When it comes to catchers, one of the only things I really care about is whether can they hit for average. Since they don’t play every day, a low batting average or OBP isn’t going to drag down my team too much. But if they can hit homers, that will help my team every week. That is why I really like Francisco Alvarez of the Mets. In only 382 at-bats last year, Alvarez smacked 25 homers and slugged .437 thanks to a barrel% that ranked in the 84th percentile and Hard-Hit% that was in the 72nd percentile. Alvarez had a 26% strikeout rate – a number that was close to his career rate in the minors. But he had a 13.6% walk rate in the minors and his power has always been there. At only 22 years old, he should be hitting a lot of homers for a lot of years.
Good, but Not Great
When it comes to Logan Gilbert, he is almost a better pitcher in real baseball than in fantasy baseball. There is not a team in the majors who wouldn’t want Gilbert in their rotation. But in fantasy baseball, he is a slightly above pitcher. He has a career 3.76 ERA and had a 3.73 ERA in 2023. His career K/9 ratio is 8.9, which is what his ratio was last season. Where Gilbert really helps your staff is in WHIP. He posted a 1.08 WHIP in 2023 and his career mark is 1.14. His low WHIP is due to a career 2.1 BB/9 rate and he had a career-best 1.7 BB/9 rate last season. If your league uses K/9 as a stat, that will ding Gilbert. If it uses just strikeouts, that helps his value as he throws a lot of innings, bringing almost a strikeout per inning while not allowing a lot of walks.
He’s Gilbert…But a Little Better

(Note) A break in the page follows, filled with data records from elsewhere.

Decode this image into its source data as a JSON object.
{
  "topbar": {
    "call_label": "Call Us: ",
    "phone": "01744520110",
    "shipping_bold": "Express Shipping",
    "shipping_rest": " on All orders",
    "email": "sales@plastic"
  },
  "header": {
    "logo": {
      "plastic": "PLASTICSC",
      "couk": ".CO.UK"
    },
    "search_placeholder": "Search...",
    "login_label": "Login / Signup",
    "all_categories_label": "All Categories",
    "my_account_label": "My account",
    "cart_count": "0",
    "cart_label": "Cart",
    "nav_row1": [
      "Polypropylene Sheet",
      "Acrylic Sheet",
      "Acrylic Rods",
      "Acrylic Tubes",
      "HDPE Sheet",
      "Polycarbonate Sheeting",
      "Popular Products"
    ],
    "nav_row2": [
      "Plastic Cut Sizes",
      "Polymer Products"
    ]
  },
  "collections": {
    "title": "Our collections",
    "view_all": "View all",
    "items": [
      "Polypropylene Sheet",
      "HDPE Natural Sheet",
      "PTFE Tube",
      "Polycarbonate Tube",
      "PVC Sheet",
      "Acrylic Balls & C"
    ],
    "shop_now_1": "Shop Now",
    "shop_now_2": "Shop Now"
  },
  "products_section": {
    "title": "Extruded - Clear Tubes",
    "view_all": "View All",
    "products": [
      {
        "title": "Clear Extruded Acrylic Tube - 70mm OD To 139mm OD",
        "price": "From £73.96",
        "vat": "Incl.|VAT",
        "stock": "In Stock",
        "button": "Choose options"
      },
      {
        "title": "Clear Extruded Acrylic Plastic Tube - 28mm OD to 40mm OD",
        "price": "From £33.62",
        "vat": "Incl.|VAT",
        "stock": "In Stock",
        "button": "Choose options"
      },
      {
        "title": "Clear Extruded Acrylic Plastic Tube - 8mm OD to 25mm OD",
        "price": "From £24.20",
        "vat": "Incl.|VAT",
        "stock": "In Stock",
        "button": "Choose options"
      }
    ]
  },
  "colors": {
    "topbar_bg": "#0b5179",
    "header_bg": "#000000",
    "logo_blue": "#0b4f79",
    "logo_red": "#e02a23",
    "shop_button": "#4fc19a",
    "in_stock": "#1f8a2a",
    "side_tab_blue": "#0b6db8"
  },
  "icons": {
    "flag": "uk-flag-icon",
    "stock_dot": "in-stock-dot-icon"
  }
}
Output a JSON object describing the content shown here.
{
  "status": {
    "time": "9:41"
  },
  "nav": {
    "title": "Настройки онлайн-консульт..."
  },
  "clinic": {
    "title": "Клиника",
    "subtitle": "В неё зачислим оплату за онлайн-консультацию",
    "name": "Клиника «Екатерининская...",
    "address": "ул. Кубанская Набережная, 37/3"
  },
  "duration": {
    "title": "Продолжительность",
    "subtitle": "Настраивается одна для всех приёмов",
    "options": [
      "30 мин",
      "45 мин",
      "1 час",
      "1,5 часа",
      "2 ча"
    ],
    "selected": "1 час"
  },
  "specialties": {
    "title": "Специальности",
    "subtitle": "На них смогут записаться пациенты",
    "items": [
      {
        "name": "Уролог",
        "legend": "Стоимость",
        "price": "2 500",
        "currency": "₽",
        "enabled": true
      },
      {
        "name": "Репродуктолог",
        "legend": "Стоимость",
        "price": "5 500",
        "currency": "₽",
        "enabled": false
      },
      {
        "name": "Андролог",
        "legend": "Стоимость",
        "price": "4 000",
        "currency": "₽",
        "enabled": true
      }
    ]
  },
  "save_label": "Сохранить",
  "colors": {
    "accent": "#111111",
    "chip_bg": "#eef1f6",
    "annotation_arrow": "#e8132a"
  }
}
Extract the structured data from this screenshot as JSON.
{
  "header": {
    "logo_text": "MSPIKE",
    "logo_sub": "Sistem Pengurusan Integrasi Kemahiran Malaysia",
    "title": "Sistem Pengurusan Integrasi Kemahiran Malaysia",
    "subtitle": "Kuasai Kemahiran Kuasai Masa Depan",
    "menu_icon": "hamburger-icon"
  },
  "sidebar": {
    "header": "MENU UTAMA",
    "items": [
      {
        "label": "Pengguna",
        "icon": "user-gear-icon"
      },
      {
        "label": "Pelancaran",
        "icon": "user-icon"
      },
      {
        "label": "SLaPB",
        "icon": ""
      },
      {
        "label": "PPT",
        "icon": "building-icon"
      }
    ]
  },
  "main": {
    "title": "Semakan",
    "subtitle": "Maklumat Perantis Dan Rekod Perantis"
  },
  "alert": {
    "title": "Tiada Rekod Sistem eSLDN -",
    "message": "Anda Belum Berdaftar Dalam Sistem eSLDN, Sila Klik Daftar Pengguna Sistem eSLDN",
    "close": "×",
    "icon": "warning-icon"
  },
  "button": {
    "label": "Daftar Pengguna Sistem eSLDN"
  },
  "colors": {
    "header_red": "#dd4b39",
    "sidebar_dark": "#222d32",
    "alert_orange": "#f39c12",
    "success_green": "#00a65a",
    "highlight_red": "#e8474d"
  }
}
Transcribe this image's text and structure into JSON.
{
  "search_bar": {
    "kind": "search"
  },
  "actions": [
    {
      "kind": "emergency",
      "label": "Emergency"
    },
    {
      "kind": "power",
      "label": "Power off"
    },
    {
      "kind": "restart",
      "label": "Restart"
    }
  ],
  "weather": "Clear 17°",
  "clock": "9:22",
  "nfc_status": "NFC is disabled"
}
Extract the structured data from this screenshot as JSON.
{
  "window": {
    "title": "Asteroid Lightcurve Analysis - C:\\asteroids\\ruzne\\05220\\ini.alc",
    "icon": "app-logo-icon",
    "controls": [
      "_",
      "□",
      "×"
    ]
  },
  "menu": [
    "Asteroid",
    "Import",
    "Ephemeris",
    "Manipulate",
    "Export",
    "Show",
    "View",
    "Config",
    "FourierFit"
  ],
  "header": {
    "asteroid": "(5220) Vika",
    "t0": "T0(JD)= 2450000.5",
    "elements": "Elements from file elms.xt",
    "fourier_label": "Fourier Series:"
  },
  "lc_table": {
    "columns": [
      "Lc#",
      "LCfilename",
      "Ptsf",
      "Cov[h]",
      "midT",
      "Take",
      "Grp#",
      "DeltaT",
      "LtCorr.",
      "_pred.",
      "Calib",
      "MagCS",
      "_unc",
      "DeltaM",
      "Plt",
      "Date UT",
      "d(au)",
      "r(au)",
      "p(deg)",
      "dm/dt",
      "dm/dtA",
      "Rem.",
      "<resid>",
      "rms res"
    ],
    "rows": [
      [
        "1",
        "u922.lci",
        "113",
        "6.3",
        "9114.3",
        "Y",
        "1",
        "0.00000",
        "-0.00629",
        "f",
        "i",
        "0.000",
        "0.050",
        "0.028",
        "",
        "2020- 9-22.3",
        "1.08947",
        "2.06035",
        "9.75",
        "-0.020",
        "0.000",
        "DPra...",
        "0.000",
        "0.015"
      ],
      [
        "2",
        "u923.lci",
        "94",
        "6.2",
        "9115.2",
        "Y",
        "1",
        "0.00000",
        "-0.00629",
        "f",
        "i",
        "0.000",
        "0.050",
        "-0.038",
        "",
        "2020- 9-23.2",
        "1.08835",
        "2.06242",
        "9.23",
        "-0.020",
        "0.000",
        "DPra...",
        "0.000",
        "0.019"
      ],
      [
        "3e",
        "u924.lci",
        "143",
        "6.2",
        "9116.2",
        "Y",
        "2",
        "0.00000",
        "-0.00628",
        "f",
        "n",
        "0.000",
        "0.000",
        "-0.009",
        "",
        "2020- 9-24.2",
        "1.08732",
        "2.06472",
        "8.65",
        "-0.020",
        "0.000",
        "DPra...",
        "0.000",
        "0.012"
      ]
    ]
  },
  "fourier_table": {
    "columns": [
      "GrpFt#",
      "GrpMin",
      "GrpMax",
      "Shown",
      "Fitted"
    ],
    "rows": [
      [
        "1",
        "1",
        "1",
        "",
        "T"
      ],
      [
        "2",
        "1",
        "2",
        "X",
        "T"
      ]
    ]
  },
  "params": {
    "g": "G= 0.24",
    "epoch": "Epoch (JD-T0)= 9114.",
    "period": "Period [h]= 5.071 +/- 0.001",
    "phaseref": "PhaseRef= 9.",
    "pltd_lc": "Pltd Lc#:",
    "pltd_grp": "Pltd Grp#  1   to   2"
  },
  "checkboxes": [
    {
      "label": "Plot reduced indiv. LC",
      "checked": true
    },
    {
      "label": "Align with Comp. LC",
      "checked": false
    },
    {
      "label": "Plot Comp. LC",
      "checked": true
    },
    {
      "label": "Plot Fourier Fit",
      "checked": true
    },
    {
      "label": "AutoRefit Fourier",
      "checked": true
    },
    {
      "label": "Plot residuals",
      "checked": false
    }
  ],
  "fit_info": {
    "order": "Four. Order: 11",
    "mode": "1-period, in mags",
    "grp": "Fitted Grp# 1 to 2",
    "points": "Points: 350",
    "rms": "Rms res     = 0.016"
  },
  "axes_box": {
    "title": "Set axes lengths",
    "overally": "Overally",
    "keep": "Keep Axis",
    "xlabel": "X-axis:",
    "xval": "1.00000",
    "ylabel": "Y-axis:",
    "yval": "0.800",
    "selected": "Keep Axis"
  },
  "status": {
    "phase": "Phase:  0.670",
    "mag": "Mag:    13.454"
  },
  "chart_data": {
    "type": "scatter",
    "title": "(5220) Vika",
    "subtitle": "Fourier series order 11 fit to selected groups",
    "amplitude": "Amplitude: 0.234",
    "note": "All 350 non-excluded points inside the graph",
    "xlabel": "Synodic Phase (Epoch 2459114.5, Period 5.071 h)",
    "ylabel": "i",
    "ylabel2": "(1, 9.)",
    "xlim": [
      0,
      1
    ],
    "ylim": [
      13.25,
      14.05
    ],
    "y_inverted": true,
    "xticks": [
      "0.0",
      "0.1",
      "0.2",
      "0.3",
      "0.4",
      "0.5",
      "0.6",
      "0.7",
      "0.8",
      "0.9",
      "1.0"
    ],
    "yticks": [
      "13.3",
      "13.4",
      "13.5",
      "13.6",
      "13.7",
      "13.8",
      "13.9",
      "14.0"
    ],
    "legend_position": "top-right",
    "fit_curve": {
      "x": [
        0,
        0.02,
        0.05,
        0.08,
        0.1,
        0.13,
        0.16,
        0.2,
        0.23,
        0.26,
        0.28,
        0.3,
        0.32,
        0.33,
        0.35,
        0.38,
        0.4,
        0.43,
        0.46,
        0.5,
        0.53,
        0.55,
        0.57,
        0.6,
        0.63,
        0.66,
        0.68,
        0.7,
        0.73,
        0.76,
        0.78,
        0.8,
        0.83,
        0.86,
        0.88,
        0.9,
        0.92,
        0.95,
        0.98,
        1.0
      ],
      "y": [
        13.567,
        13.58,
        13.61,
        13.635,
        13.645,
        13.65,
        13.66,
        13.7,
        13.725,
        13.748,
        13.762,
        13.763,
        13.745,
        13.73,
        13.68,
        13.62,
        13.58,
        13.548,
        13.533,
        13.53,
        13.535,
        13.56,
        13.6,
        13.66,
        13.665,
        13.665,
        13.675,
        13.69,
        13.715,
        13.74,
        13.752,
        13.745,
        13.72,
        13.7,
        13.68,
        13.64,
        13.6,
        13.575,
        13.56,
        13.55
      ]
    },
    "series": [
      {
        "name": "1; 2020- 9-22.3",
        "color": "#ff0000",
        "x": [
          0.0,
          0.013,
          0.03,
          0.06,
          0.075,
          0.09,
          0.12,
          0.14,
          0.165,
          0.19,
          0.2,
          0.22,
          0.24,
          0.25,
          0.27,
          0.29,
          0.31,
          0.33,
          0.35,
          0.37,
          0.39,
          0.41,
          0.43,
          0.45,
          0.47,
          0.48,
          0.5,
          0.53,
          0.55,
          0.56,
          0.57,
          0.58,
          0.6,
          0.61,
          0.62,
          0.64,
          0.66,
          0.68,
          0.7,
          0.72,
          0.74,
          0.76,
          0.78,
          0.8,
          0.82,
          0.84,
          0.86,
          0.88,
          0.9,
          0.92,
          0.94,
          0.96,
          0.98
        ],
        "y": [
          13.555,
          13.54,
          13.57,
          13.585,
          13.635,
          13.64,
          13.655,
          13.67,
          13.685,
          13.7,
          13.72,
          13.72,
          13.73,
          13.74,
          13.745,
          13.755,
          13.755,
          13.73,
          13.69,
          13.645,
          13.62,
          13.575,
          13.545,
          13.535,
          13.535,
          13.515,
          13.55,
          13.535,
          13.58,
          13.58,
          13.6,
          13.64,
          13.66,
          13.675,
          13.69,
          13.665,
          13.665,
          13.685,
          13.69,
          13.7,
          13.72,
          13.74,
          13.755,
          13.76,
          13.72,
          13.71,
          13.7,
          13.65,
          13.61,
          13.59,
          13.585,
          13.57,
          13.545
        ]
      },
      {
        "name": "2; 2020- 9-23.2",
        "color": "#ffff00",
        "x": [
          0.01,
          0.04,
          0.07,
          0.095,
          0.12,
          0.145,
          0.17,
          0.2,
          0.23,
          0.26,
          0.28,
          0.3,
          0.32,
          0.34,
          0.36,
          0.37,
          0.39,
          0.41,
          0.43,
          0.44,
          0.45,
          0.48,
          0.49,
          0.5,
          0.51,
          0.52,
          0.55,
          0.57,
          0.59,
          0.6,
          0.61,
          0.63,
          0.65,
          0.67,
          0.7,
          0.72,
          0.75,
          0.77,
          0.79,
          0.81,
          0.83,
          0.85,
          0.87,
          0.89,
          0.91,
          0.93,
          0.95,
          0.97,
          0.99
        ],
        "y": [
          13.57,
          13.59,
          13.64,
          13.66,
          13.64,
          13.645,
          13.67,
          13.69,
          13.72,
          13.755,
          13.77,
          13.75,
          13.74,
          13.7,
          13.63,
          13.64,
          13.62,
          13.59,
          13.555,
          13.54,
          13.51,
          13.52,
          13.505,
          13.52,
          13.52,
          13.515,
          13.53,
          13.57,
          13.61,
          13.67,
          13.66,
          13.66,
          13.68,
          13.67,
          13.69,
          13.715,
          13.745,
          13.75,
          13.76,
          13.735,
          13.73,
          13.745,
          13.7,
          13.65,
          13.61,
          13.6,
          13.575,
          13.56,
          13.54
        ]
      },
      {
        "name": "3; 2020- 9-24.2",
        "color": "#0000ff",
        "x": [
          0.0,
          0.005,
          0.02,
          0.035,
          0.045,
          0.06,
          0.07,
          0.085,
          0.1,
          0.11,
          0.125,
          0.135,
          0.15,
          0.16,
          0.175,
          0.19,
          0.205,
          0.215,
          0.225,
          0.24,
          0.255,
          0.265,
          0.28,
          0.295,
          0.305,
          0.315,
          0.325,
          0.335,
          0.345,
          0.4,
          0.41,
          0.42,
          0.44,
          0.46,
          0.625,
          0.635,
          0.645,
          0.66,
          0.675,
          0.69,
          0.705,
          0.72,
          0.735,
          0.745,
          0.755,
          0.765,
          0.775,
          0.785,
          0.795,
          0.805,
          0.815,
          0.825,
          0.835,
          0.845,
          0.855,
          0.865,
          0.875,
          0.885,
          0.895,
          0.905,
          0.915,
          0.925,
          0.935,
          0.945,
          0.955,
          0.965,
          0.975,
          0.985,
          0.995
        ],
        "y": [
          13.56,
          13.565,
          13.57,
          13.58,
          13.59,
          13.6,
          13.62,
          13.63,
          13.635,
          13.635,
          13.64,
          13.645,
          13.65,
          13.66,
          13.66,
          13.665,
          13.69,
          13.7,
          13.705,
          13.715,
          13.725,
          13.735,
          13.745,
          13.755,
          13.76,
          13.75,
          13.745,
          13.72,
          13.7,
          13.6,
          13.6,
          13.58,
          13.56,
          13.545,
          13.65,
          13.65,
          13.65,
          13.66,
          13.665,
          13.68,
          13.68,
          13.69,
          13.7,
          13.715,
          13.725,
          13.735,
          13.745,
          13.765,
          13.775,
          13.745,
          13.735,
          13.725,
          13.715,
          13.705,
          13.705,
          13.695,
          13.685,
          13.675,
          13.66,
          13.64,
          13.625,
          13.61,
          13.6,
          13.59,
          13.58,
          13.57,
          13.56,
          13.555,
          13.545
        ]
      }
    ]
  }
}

Justin Steele is a similar pitcher to Logan Gilbert, just a little better. The better part is shown in having a career 3.30 ERA, including a 3.06 ERA in 2023. Steele is also a little better in the strikeout department. His career rate is 9.3 K/9 and had a 9.1 rate last season. Where Steele doesn’t equal Gilbert is with his career WHIP (1.26) and BB/9 rate (2.9). But that is still a nice walk rate as it ranked in the 93rd percentile last season. Choosing between Gilbert and Steele comes down to what stat you like the most in a starter. For me, it is their strikeout rate, which thus gives the edge to Steele.
Come Back Next Week
Thanks for reading and come back again next week for Fantasy Baseball Dynasty Rankings: 75-51.
If you need to catch up, here are the previous rankings:
- Fantasy Baseball Dynasty Rankings: 300-201
- Fantasy Baseball Dynasty Rankings: 200-176
- Fantasy Baseball Dynasty Rankings: 175-151
- Fantasy Baseball Dynasty Rankings: 150-126
- Fantasy Baseball Dynasty Rankings: 125-101